As for the rest of the house, you can go as mad as you like with garlands on mantelpieces, fabulous table decorations and runners, swags up banisters, holly protruding from just about every nook and cranny, and of course mistletoe liberally dotted around and about. I wouldn’t dream of insulting you by telling you exactly where to put them though – well, not until twelfth night anyway.

And why stop at the inside. I love to see a welcoming holly wreath on the front door, and a well-lit tree or shrub in the garden. Just a word of caution though: in recent years there has been a tendency towards over-decorating the outside of the house.
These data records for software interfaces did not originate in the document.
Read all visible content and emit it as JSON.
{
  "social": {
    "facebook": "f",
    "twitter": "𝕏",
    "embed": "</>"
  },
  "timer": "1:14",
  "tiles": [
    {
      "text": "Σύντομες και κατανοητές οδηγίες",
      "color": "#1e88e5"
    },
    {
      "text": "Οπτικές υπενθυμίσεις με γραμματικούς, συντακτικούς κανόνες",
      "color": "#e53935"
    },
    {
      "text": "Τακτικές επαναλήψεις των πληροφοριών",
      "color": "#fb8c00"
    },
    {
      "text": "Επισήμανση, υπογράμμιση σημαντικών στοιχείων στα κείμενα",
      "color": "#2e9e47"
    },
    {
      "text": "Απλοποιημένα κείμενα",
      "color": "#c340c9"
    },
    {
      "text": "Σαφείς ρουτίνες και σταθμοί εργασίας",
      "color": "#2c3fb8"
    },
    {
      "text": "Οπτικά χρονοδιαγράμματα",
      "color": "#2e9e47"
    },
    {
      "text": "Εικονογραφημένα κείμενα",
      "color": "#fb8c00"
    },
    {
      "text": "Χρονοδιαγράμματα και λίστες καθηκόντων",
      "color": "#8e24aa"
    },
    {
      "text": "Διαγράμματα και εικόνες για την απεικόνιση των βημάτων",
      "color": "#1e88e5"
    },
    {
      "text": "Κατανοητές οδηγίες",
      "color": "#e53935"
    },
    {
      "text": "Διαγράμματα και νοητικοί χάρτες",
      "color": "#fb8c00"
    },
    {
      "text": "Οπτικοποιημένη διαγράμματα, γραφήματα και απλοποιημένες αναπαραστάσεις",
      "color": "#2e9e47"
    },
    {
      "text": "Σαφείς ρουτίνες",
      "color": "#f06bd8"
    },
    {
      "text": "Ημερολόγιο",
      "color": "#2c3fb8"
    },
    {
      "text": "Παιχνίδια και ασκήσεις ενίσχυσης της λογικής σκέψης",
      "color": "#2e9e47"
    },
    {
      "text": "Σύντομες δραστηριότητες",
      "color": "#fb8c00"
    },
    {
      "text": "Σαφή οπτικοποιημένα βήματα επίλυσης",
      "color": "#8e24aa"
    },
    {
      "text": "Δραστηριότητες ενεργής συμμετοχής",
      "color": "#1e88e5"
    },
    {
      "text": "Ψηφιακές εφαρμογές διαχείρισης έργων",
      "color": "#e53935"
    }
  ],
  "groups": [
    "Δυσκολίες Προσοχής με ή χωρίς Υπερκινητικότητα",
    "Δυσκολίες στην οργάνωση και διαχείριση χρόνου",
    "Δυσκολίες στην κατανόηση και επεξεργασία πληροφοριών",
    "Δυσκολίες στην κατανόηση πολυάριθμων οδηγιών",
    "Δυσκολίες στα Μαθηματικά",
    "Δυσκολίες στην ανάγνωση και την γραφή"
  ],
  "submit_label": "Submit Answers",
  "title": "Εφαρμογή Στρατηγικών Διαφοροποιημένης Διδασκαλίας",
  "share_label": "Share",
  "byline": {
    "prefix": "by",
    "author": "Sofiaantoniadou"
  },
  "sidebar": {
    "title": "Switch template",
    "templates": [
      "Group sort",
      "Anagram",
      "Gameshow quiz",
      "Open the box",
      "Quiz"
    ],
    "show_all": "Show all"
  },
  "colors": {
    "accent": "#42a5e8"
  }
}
In some areas you see street after street of houses obviously competing with each other to see who can cram the most illuminated Santas, elves, reindeer, shooting stars, sleighs and anything else remotely connected to Christmas (as long as it’s not in any way religious of course – oops there I go again, but isn’t it sad that a priest friend of mine couldn’t find anything whatsoever relating to the Nativity to put on the outside of his church) onto their roofs and on every other inch of their properties, putting a strain no doubt not only on their own electricity supply, but on the National Grid itself ! Please, a little moderation in all things.

Well, except for the Christmas turkey of course . . . oh and the two kinds of stuffing . . . and don’t forget the mince pies . . . and champagne, buckets of champagne . . . . . .

John Biddell, John Charles Interiors

Live 24 7 magazine editorial - December 2015